Among the announcements made yesterday by Google at GDC, one feature nearly slipped under our radar: a new "test channel" on the Play Store. Previously, developers could either release apps directly to the public, either test them via an alpha or beta channel. Now a new channel is available, preceding even the alpha, under the "test channel" name. It's specifically made for internal tests, letting developers quickly deploy their new app or update to select users through the Store without having to send them the APK file manually.
Developers can invite up to 100 trusted users, by email, to be part of the test. Read More
Not all countries are equal when it comes to making and selling apps on the Play Store. Some don't even support developer registration, others let developers register but only let them distribute free apps. That was the case of devs in Ecuador until now: the ability to register as a merchant is available to them so they can finally sell paid apps and IAPs on the Play Store.
The change showed up in the Play Console's support documents so we don't know if it's already live or if it's going out to be soon. Read More
Last year, there was a rumor that Google was going to follow Apple's footsteps and improve its subscription revenue split with providers by only deducting 15% instead of 30% for distribution and miscellaneous fees. At the time, Recode was optimistic that Google would make the change universal, so that any time a user subscribed to something, the provider would only lose 15% in fees.
We didn't hear anything about this until now, thanks to a bunch of changes published on the Google Developers Blog. There, we learned that subscription revenue sharing with be lowered from 30% to 15%, but unlike last year's hopeful rumor and much like Apple's terms, they will only apply for users retained after 12 months. Read More
Last weekend, a huge turmoil swept the root-enthusiast Android community as it was discovered then confirmed that the Netflix app was being blocked from showing up in search results on the Play Store for rooted devices. At the time, Netflix said it was using Widevine to block unsupported devices, but that made no sense to us: the app was still functional if it was sideloaded, it was only not showing up as compatible in the Play Store. So what sorcery was Netflix really using?! Turns out it's a new function of the Google Play Console.
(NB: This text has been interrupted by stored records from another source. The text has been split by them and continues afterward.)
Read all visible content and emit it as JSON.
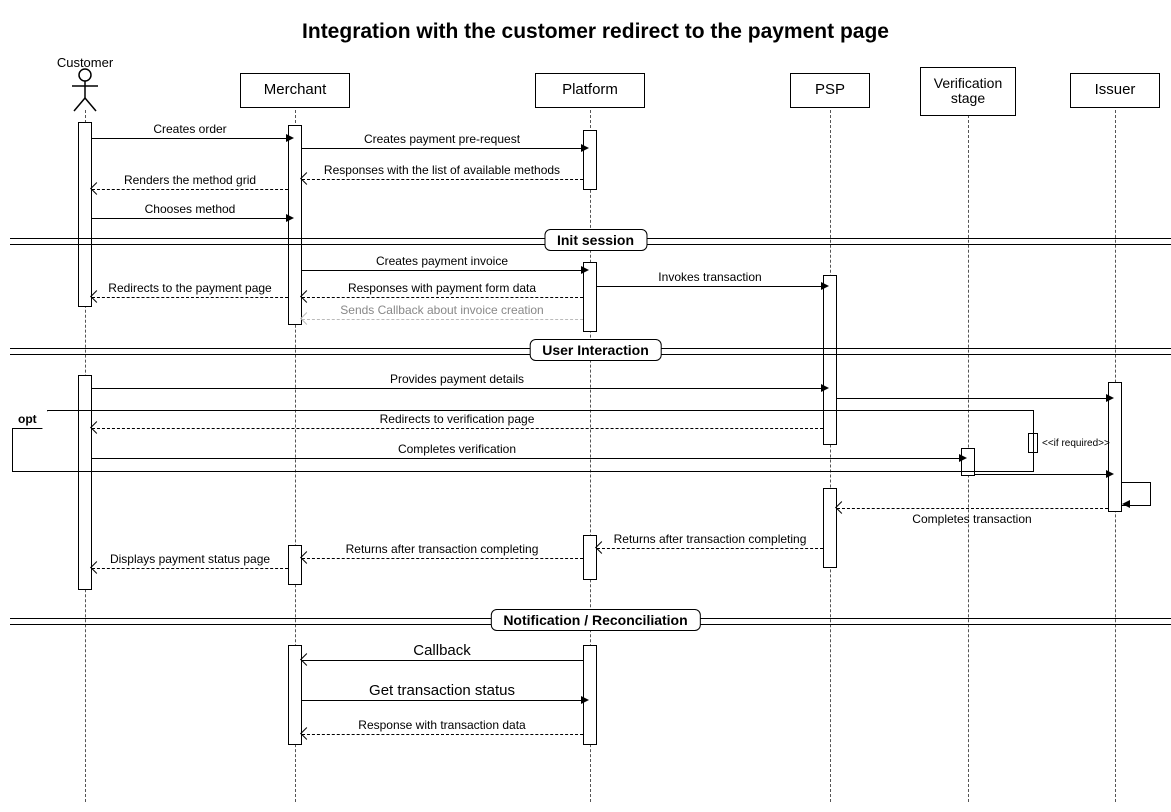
{
  "title": "Integration with the customer redirect to the payment page",
  "participants": {
    "customer": "Customer",
    "merchant": "Merchant",
    "platform": "Platform",
    "psp": "PSP",
    "verification": "Verification\nstage",
    "issuer": "Issuer"
  },
  "dividers": {
    "init": "Init session",
    "userInteraction": "User Interaction",
    "notify": "Notification / Reconciliation"
  },
  "opt": {
    "label": "opt",
    "guard": "<<if required>>"
  },
  "messages": {
    "m1": "Creates order",
    "m2": "Creates payment pre-request",
    "m3": "Responses with the list of available methods",
    "m4": "Renders the method grid",
    "m5": "Chooses method",
    "m6": "Creates payment invoice",
    "m7": "Responses with payment form data",
    "m8": "Sends Callback about invoice creation",
    "m9": "Invokes transaction",
    "m10": "Redirects to the payment page",
    "m11": "Provides payment details",
    "m12": "Redirects to verification page",
    "m13": "Completes verification",
    "m14": "Completes transaction",
    "m15": "Returns after transaction completing",
    "m16": "Returns after transaction completing",
    "m17": "Displays payment status page",
    "m18": "Callback",
    "m19": "Get transaction status",
    "m20": "Response with transaction data"
  },
  "chart_data": {
    "type": "sequence-diagram",
    "title": "Integration with the customer redirect to the payment page",
    "participants": [
      "Customer",
      "Merchant",
      "Platform",
      "PSP",
      "Verification stage",
      "Issuer"
    ],
    "fragments": [
      {
        "type": "messages",
        "items": [
          {
            "from": "Customer",
            "to": "Merchant",
            "label": "Creates order",
            "style": "sync"
          },
          {
            "from": "Merchant",
            "to": "Platform",
            "label": "Creates payment pre-request",
            "style": "sync"
          },
          {
            "from": "Platform",
            "to": "Merchant",
            "label": "Responses with the list of available methods",
            "style": "return"
          },
          {
            "from": "Merchant",
            "to": "Customer",
            "label": "Renders the method grid",
            "style": "return"
          },
          {
            "from": "Customer",
            "to": "Merchant",
            "label": "Chooses method",
            "style": "sync"
          }
        ]
      },
      {
        "type": "divider",
        "label": "Init session"
      },
      {
        "type": "messages",
        "items": [
          {
            "from": "Merchant",
            "to": "Platform",
            "label": "Creates payment invoice",
            "style": "sync"
          },
          {
            "from": "Platform",
            "to": "PSP",
            "label": "Invokes transaction",
            "style": "sync"
          },
          {
            "from": "Platform",
            "to": "Merchant",
            "label": "Responses with payment form data",
            "style": "return"
          },
          {
            "from": "Platform",
            "to": "Merchant",
            "label": "Sends Callback about invoice creation",
            "style": "return-dim"
          },
          {
            "from": "Merchant",
            "to": "Customer",
            "label": "Redirects to the payment page",
            "style": "return"
          }
        ]
      },
      {
        "type": "divider",
        "label": "User Interaction"
      },
      {
        "type": "messages",
        "items": [
          {
            "from": "Customer",
            "to": "PSP",
            "label": "Provides payment details",
            "style": "sync"
          },
          {
            "from": "PSP",
            "to": "Issuer",
            "label": "",
            "style": "sync"
          }
        ]
      },
      {
        "type": "opt",
        "guard": "<<if required>>",
        "items": [
          {
            "from": "PSP",
            "to": "Customer",
            "label": "Redirects to verification page",
            "style": "return"
          },
          {
            "from": "Customer",
            "to": "Verification stage",
            "label": "Completes verification",
            "style": "sync"
          },
          {
            "from": "Verification stage",
            "to": "Issuer",
            "label": "",
            "style": "sync"
          }
        ]
      },
      {
        "type": "messages",
        "items": [
          {
            "from": "Issuer",
            "to": "Issuer",
            "label": "",
            "style": "self"
          },
          {
            "from": "Issuer",
            "to": "PSP",
            "label": "Completes transaction",
            "style": "return"
          },
          {
            "from": "PSP",
            "to": "Platform",
            "label": "Returns after transaction completing",
            "style": "return"
          },
          {
            "from": "Platform",
            "to": "Merchant",
            "label": "Returns after transaction completing",
            "style": "return"
          },
          {
            "from": "Merchant",
            "to": "Customer",
            "label": "Displays payment status page",
            "style": "return"
          }
        ]
      },
      {
        "type": "divider",
        "label": "Notification / Reconciliation"
      },
      {
        "type": "messages",
        "items": [
          {
            "from": "Platform",
            "to": "Merchant",
            "label": "Callback",
            "style": "sync-open"
          },
          {
            "from": "Merchant",
            "to": "Platform",
            "label": "Get transaction status",
            "style": "sync"
          },
          {
            "from": "Platform",
            "to": "Merchant",
            "label": "Response with transaction data",
            "style": "return"
          }
        ]
      }
    ]
  }
}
As part of the updates announced for the Play Console at I/O 2017, Google mentions a new Device Catalog section under Release management that lets developers choose with intricate granularity which devices their app supports on the Play Store. Read More